• [What you should do]: This task calls for copying each line below that contains "data".

(Records from a collection)
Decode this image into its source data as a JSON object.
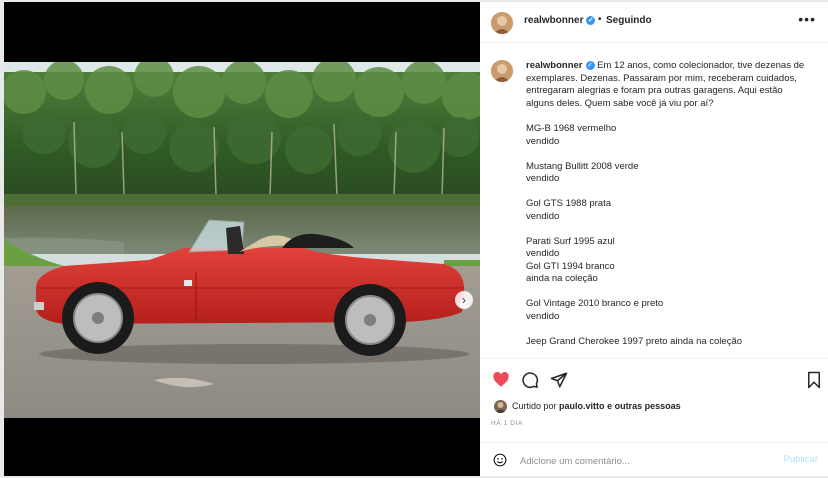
{
  "post": {
    "author": "realwbonner",
    "follow_status": "Seguindo",
    "separator": "•",
    "more_label": "•••",
    "verified_mark": "✓"
  },
  "caption": {
    "intro": "Em 12 anos, como colecionador, tive dezenas de exemplares. Dezenas. Passaram por mim, receberam cuidados, entregaram alegrias e foram pra outras garagens. Aqui estão alguns deles. Quem sabe você já viu por aí?",
    "lines": [
      "MG-B 1968 vermelho",
      "vendido",
      "",
      "Mustang Bullitt 2008 verde",
      "vendido",
      "",
      "Gol GTS 1988 prata",
      "vendido",
      "",
      "Parati Surf 1995 azul",
      "vendido",
      "Gol GTI 1994 branco",
      "ainda na coleção",
      "",
      "Gol Vintage 2010 branco e preto",
      "vendido",
      "",
      "Jeep Grand Cherokee 1997 preto ainda na coleção"
    ]
  },
  "likes": {
    "prefix": "Curtido por",
    "user": "paulo.vitto",
    "suffix": "e outras pessoas"
  },
  "timestamp": "HÁ 1 DIA",
  "comment": {
    "placeholder": "Adicione um comentário...",
    "post_label": "Publicar"
  },
  "media": {
    "next_arrow": "›"
  },
  "colors": {
    "like_red": "#ed4956",
    "verified_blue": "#3897f0",
    "publish_disabled": "#b2dffc",
    "car_red": "#d42a2a"
  }
}
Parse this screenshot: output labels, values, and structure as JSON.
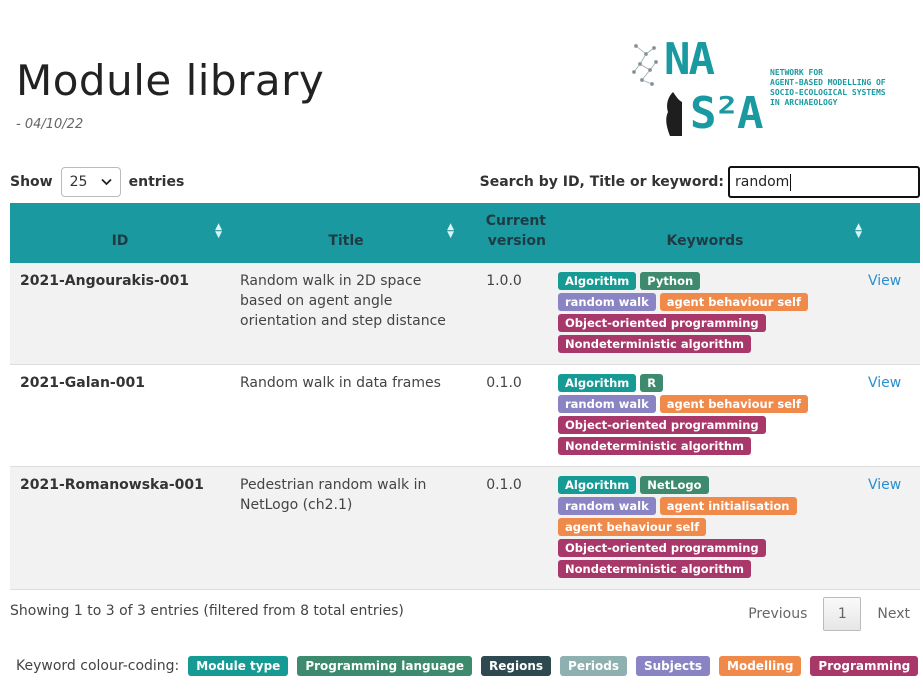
{
  "header": {
    "title": "Module library",
    "date": "- 04/10/22"
  },
  "logo": {
    "line1": "NA",
    "line2": "S²A",
    "tagline": [
      "NETWORK FOR",
      "AGENT-BASED MODELLING OF",
      "SOCIO-ECOLOGICAL SYSTEMS",
      "IN ARCHAEOLOGY"
    ]
  },
  "controls": {
    "show_label": "Show",
    "entries_value": "25",
    "entries_label": "entries",
    "search_label": "Search by ID, Title or keyword:",
    "search_value": "random"
  },
  "table": {
    "headers": {
      "id": "ID",
      "title": "Title",
      "version": [
        "Current",
        "version"
      ],
      "keywords": "Keywords"
    },
    "sort_glyph": "▲\n▼",
    "rows": [
      {
        "id": "2021-Angourakis-001",
        "title": "Random walk in 2D space based on agent angle orientation and step distance",
        "version": "1.0.0",
        "action": "View"
      },
      {
        "id": "2021-Galan-001",
        "title": "Random walk in data frames",
        "version": "0.1.0",
        "action": "View"
      },
      {
        "id": "2021-Romanowska-001",
        "title": "Pedestrian random walk in NetLogo (ch2.1)",
        "version": "0.1.0",
        "action": "View"
      }
    ],
    "keywords": [
      [
        [
          {
            "label": "Algorithm",
            "color": "#159a94"
          },
          {
            "label": "Python",
            "color": "#3d8a6e"
          }
        ],
        [
          {
            "label": "random walk",
            "color": "#8b84c4"
          },
          {
            "label": "agent behaviour self",
            "color": "#f08a4b"
          }
        ],
        [
          {
            "label": "Object-oriented programming",
            "color": "#a8386a"
          }
        ],
        [
          {
            "label": "Nondeterministic algorithm",
            "color": "#a8386a"
          }
        ]
      ],
      [
        [
          {
            "label": "Algorithm",
            "color": "#159a94"
          },
          {
            "label": "R",
            "color": "#3d8a6e"
          }
        ],
        [
          {
            "label": "random walk",
            "color": "#8b84c4"
          },
          {
            "label": "agent behaviour self",
            "color": "#f08a4b"
          }
        ],
        [
          {
            "label": "Object-oriented programming",
            "color": "#a8386a"
          }
        ],
        [
          {
            "label": "Nondeterministic algorithm",
            "color": "#a8386a"
          }
        ]
      ],
      [
        [
          {
            "label": "Algorithm",
            "color": "#159a94"
          },
          {
            "label": "NetLogo",
            "color": "#3d8a6e"
          }
        ],
        [
          {
            "label": "random walk",
            "color": "#8b84c4"
          },
          {
            "label": "agent initialisation",
            "color": "#f08a4b"
          }
        ],
        [
          {
            "label": "agent behaviour self",
            "color": "#f08a4b"
          }
        ],
        [
          {
            "label": "Object-oriented programming",
            "color": "#a8386a"
          }
        ],
        [
          {
            "label": "Nondeterministic algorithm",
            "color": "#a8386a"
          }
        ]
      ]
    ]
  },
  "footer": {
    "info": "Showing 1 to 3 of 3 entries (filtered from 8 total entries)",
    "previous": "Previous",
    "current_page": "1",
    "next": "Next"
  },
  "legend": {
    "label": "Keyword colour-coding:",
    "items": [
      {
        "label": "Module type",
        "color": "#159a94"
      },
      {
        "label": "Programming language",
        "color": "#3d8a6e"
      },
      {
        "label": "Regions",
        "color": "#2e4a50"
      },
      {
        "label": "Periods",
        "color": "#8fb0b0"
      },
      {
        "label": "Subjects",
        "color": "#8b84c4"
      },
      {
        "label": "Modelling",
        "color": "#f08a4b"
      },
      {
        "label": "Programming",
        "color": "#a8386a"
      }
    ]
  }
}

• [Exercise answer]:
Decode this image into its source data as a JSON object.
        "title": "Random walk in data frames",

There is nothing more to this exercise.